### Task brief
Word for word, return every record that follows.

-------------------------

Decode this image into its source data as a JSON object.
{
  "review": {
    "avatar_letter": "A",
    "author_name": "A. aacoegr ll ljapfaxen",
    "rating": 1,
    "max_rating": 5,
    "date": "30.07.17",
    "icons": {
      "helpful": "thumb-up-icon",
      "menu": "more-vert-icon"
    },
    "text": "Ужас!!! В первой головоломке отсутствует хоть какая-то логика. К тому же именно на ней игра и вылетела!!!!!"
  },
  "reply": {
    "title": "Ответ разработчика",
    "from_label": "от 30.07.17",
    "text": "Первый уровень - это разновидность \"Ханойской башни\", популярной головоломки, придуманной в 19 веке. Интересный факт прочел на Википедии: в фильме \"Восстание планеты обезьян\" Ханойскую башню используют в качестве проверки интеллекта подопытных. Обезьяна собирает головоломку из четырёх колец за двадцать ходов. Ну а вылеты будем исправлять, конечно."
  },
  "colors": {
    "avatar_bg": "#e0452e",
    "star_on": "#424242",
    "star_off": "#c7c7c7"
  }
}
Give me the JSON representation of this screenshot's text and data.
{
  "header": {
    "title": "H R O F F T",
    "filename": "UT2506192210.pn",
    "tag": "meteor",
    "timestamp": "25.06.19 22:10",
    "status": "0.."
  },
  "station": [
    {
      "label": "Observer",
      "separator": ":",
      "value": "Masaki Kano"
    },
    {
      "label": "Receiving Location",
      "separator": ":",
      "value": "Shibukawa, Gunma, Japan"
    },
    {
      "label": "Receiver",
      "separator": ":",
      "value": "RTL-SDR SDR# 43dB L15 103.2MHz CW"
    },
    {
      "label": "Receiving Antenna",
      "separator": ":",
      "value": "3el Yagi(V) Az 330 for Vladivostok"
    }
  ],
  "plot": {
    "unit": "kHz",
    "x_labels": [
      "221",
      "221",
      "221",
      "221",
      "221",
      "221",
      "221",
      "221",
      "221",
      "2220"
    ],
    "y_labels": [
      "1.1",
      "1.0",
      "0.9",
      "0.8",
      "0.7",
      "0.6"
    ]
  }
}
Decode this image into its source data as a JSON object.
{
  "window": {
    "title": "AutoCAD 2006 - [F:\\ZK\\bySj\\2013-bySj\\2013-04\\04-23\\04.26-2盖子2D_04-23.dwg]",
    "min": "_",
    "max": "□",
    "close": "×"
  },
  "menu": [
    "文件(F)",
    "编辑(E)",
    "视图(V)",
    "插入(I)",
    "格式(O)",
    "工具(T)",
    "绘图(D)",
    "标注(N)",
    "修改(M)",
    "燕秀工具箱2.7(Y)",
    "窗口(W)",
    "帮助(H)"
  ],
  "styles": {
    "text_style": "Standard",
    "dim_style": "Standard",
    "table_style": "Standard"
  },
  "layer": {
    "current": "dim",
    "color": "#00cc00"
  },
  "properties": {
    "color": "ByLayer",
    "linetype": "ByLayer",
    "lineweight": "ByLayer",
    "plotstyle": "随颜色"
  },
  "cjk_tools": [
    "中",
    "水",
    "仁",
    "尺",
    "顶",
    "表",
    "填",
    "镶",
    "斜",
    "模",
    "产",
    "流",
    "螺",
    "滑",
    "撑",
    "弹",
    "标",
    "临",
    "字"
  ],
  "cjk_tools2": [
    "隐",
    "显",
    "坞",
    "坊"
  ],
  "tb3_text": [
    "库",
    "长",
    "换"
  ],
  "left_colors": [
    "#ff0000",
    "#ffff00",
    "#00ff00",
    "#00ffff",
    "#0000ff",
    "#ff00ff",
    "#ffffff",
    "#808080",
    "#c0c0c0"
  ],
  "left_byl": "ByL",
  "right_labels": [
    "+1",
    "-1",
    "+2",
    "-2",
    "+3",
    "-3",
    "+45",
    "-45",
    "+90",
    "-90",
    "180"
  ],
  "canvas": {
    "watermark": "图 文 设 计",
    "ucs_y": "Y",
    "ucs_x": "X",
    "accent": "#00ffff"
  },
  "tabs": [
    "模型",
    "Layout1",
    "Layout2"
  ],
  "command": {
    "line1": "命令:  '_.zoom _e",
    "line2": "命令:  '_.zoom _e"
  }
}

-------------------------

### Final answer
Decode this image into its source data as a JSON object.
{
  "review": {
    "avatar_letter": "A",
    "author_name": "A. aacoegr ll ljapfaxen",
    "rating": 1,
    "max_rating": 5,
    "date": "30.07.17",
    "icons": {
      "helpful": "thumb-up-icon",
      "menu": "more-vert-icon"
    },
    "text": "Ужас!!! В первой головоломке отсутствует хоть какая-то логика. К тому же именно на ней игра и вылетела!!!!!"
  },
  "reply": {
    "title": "Ответ разработчика",
    "from_label": "от 30.07.17",
    "text": "Первый уровень - это разновидность \"Ханойской башни\", популярной головоломки, придуманной в 19 веке. Интересный факт прочел на Википедии: в фильме \"Восстание планеты обезьян\" Ханойскую башню используют в качестве проверки интеллекта подопытных. Обезьяна собирает головоломку из четырёх колец за двадцать ходов. Ну а вылеты будем исправлять, конечно."
  },
  "colors": {
    "avatar_bg": "#e0452e",
    "star_on": "#424242",
    "star_off": "#c7c7c7"
  }
}
Give me the JSON representation of this screenshot's text and data.
{
  "header": {
    "title": "H R O F F T",
    "filename": "UT2506192210.pn",
    "tag": "meteor",
    "timestamp": "25.06.19 22:10",
    "status": "0.."
  },
  "station": [
    {
      "label": "Observer",
      "separator": ":",
      "value": "Masaki Kano"
    },
    {
      "label": "Receiving Location",
      "separator": ":",
      "value": "Shibukawa, Gunma, Japan"
    },
    {
      "label": "Receiver",
      "separator": ":",
      "value": "RTL-SDR SDR# 43dB L15 103.2MHz CW"
    },
    {
      "label": "Receiving Antenna",
      "separator": ":",
      "value": "3el Yagi(V) Az 330 for Vladivostok"
    }
  ],
  "plot": {
    "unit": "kHz",
    "x_labels": [
      "221",
      "221",
      "221",
      "221",
      "221",
      "221",
      "221",
      "221",
      "221",
      "2220"
    ],
    "y_labels": [
      "1.1",
      "1.0",
      "0.9",
      "0.8",
      "0.7",
      "0.6"
    ]
  }
}
Decode this image into its source data as a JSON object.
{
  "window": {
    "title": "AutoCAD 2006 - [F:\\ZK\\bySj\\2013-bySj\\2013-04\\04-23\\04.26-2盖子2D_04-23.dwg]",
    "min": "_",
    "max": "□",
    "close": "×"
  },
  "menu": [
    "文件(F)",
    "编辑(E)",
    "视图(V)",
    "插入(I)",
    "格式(O)",
    "工具(T)",
    "绘图(D)",
    "标注(N)",
    "修改(M)",
    "燕秀工具箱2.7(Y)",
    "窗口(W)",
    "帮助(H)"
  ],
  "styles": {
    "text_style": "Standard",
    "dim_style": "Standard",
    "table_style": "Standard"
  },
  "layer": {
    "current": "dim",
    "color": "#00cc00"
  },
  "properties": {
    "color": "ByLayer",
    "linetype": "ByLayer",
    "lineweight": "ByLayer",
    "plotstyle": "随颜色"
  },
  "cjk_tools": [
    "中",
    "水",
    "仁",
    "尺",
    "顶",
    "表",
    "填",
    "镶",
    "斜",
    "模",
    "产",
    "流",
    "螺",
    "滑",
    "撑",
    "弹",
    "标",
    "临",
    "字"
  ],
  "cjk_tools2": [
    "隐",
    "显",
    "坞",
    "坊"
  ],
  "tb3_text": [
    "库",
    "长",
    "换"
  ],
  "left_colors": [
    "#ff0000",
    "#ffff00",
    "#00ff00",
    "#00ffff",
    "#0000ff",
    "#ff00ff",
    "#ffffff",
    "#808080",
    "#c0c0c0"
  ],
  "left_byl": "ByL",
  "right_labels": [
    "+1",
    "-1",
    "+2",
    "-2",
    "+3",
    "-3",
    "+45",
    "-45",
    "+90",
    "-90",
    "180"
  ],
  "canvas": {
    "watermark": "图 文 设 计",
    "ucs_y": "Y",
    "ucs_x": "X",
    "accent": "#00ffff"
  },
  "tabs": [
    "模型",
    "Layout1",
    "Layout2"
  ],
  "command": {
    "line1": "命令:  '_.zoom _e",
    "line2": "命令:  '_.zoom _e"
  }
}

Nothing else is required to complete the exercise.